The listing is to be printed in full, exactly as given.

═════ TASK INPUT ═════

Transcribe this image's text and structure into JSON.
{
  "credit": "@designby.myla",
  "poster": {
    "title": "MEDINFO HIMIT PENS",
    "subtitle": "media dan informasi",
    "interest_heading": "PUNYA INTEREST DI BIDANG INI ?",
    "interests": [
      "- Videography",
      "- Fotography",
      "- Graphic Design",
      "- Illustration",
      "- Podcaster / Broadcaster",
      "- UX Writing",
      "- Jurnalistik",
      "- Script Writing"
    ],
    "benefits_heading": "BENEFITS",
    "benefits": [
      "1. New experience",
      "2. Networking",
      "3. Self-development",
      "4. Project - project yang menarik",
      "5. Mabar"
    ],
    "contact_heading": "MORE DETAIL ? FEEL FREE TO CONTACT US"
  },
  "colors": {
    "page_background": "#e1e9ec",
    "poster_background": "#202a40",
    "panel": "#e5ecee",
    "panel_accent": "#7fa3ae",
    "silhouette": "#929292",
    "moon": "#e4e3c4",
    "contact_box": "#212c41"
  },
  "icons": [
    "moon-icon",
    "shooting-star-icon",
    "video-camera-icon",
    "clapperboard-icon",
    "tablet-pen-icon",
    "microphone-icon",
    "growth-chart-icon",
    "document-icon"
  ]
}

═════

*ANSWER SECTION:*
Transcribe this image's text and structure into JSON.
{
  "credit": "@designby.myla",
  "poster": {
    "title": "MEDINFO HIMIT PENS",
    "subtitle": "media dan informasi",
    "interest_heading": "PUNYA INTEREST DI BIDANG INI ?",
    "interests": [
      "- Videography",
      "- Fotography",
      "- Graphic Design",
      "- Illustration",
      "- Podcaster / Broadcaster",
      "- UX Writing",
      "- Jurnalistik",
      "- Script Writing"
    ],
    "benefits_heading": "BENEFITS",
    "benefits": [
      "1. New experience",
      "2. Networking",
      "3. Self-development",
      "4. Project - project yang menarik",
      "5. Mabar"
    ],
    "contact_heading": "MORE DETAIL ? FEEL FREE TO CONTACT US"
  },
  "colors": {
    "page_background": "#e1e9ec",
    "poster_background": "#202a40",
    "panel": "#e5ecee",
    "panel_accent": "#7fa3ae",
    "silhouette": "#929292",
    "moon": "#e4e3c4",
    "contact_box": "#212c41"
  },
  "icons": [
    "moon-icon",
    "shooting-star-icon",
    "video-camera-icon",
    "clapperboard-icon",
    "tablet-pen-icon",
    "microphone-icon",
    "growth-chart-icon",
    "document-icon"
  ]
}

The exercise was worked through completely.